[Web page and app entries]

========================================================================

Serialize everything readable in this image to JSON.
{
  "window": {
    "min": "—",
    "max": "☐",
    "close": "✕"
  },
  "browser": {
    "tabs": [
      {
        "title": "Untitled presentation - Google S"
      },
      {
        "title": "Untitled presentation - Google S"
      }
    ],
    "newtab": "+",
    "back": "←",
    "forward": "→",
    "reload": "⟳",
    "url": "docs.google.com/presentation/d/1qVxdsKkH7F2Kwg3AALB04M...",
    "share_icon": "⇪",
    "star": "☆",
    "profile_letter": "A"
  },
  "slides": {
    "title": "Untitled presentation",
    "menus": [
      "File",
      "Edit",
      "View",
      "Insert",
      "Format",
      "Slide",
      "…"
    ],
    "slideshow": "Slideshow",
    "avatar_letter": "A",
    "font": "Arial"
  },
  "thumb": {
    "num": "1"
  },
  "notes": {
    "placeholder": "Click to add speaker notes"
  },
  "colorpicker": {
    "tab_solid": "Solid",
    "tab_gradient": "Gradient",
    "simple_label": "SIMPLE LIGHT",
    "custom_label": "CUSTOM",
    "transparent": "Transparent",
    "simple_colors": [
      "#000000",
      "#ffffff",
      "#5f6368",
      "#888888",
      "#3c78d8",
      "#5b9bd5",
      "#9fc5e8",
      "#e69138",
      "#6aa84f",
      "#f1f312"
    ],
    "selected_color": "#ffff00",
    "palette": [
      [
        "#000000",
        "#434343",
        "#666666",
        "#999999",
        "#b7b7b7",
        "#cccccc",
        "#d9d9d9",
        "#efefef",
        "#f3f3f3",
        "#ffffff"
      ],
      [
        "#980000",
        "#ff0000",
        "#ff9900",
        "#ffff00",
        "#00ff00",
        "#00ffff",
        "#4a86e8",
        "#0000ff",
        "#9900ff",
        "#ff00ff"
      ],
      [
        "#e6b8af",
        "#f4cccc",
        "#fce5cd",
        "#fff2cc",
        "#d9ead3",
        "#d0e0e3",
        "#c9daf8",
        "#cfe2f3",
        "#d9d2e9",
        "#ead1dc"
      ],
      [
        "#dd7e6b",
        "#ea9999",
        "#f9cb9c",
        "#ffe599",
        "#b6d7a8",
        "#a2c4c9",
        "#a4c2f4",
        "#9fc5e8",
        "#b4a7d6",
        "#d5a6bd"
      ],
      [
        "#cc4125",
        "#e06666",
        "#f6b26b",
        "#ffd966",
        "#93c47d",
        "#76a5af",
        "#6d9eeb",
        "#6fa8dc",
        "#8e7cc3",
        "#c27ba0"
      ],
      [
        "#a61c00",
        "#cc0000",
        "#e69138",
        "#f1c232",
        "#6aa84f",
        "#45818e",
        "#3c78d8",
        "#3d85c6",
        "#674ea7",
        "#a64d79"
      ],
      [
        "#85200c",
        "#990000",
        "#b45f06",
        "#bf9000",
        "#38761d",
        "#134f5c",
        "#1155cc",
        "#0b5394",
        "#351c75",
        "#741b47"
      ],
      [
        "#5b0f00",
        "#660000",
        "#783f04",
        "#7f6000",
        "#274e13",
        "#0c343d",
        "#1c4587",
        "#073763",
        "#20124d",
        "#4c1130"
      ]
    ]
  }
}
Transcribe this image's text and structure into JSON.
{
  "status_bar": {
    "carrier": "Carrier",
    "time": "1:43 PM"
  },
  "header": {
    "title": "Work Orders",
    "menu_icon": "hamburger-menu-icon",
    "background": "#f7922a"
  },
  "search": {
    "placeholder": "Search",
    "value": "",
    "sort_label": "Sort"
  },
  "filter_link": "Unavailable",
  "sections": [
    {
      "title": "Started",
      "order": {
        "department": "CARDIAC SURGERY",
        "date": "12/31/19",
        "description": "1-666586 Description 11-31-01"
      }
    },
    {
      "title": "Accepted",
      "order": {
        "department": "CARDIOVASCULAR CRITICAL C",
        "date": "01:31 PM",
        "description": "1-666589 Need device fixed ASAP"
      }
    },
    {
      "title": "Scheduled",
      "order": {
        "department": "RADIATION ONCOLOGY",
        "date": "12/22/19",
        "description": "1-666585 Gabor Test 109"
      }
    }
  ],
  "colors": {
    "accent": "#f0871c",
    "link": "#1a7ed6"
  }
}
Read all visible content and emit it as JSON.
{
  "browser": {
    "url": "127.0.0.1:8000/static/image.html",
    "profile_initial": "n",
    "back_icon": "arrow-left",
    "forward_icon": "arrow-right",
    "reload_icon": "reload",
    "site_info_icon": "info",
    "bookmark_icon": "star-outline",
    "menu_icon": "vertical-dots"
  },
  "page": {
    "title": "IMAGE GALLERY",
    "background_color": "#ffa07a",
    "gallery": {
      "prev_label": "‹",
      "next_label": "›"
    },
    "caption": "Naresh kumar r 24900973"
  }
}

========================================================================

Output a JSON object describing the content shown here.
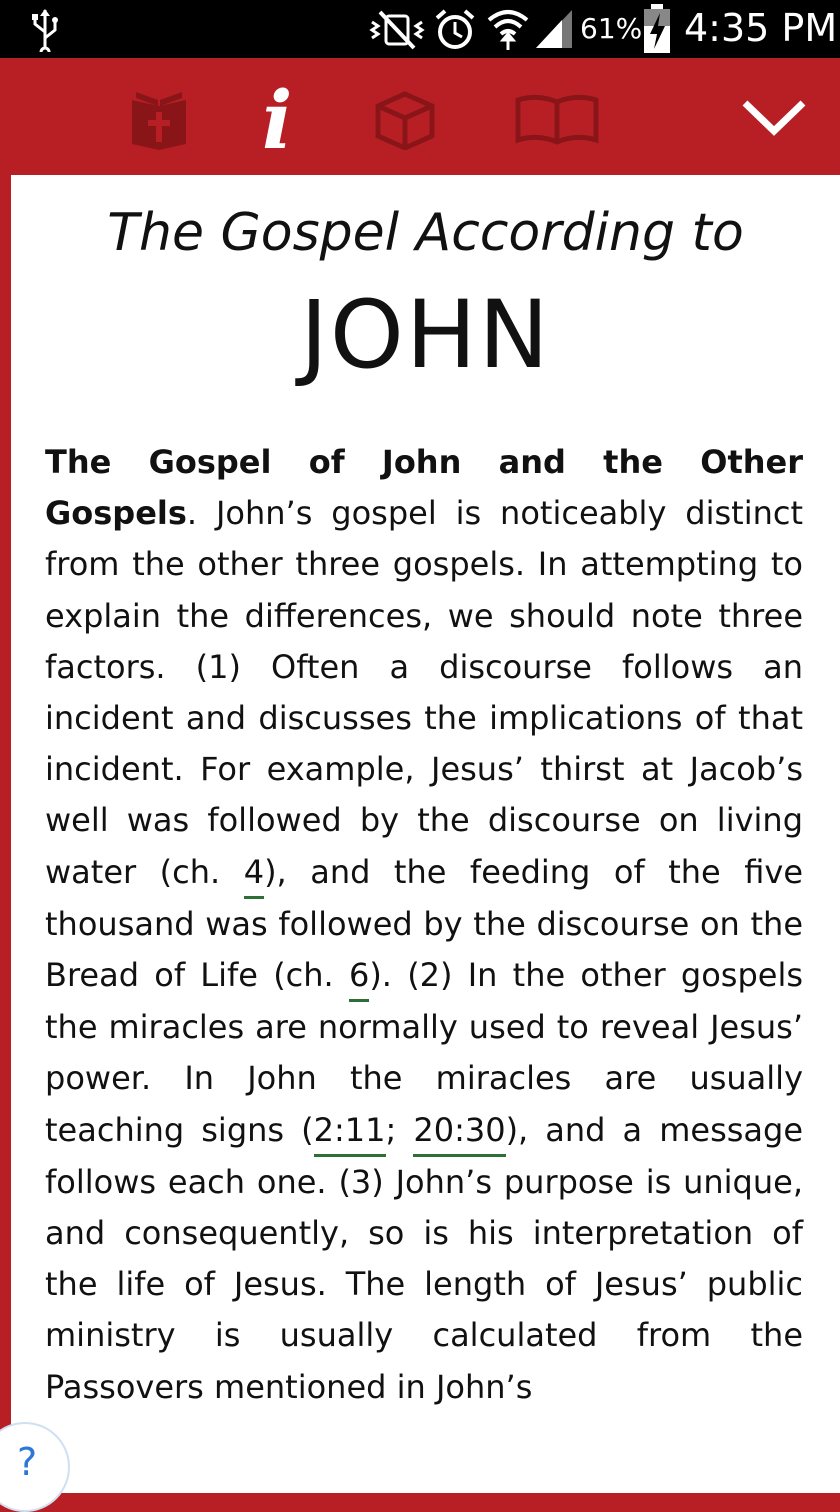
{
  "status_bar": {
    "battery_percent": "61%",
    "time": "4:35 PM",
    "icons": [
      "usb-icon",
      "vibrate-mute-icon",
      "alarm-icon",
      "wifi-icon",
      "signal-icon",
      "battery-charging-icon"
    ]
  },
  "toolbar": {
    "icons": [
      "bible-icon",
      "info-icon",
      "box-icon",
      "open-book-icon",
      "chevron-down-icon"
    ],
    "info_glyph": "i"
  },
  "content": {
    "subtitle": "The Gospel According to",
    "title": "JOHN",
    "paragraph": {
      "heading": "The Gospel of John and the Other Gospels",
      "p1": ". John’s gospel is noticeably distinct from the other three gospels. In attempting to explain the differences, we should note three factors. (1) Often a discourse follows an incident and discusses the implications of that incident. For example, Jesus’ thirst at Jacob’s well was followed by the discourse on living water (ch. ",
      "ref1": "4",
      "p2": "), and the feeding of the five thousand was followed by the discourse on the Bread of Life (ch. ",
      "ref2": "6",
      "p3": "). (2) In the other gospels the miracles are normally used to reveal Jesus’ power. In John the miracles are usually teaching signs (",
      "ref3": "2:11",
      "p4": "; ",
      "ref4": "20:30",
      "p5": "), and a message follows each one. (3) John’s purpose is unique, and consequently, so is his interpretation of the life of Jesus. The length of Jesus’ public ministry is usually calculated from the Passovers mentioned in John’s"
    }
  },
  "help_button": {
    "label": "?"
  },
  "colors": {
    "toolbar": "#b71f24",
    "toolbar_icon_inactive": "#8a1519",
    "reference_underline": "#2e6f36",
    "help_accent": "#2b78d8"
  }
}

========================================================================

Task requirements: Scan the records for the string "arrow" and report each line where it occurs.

Solution:
    "back_icon": "arrow-left",
    "forward_icon": "arrow-right",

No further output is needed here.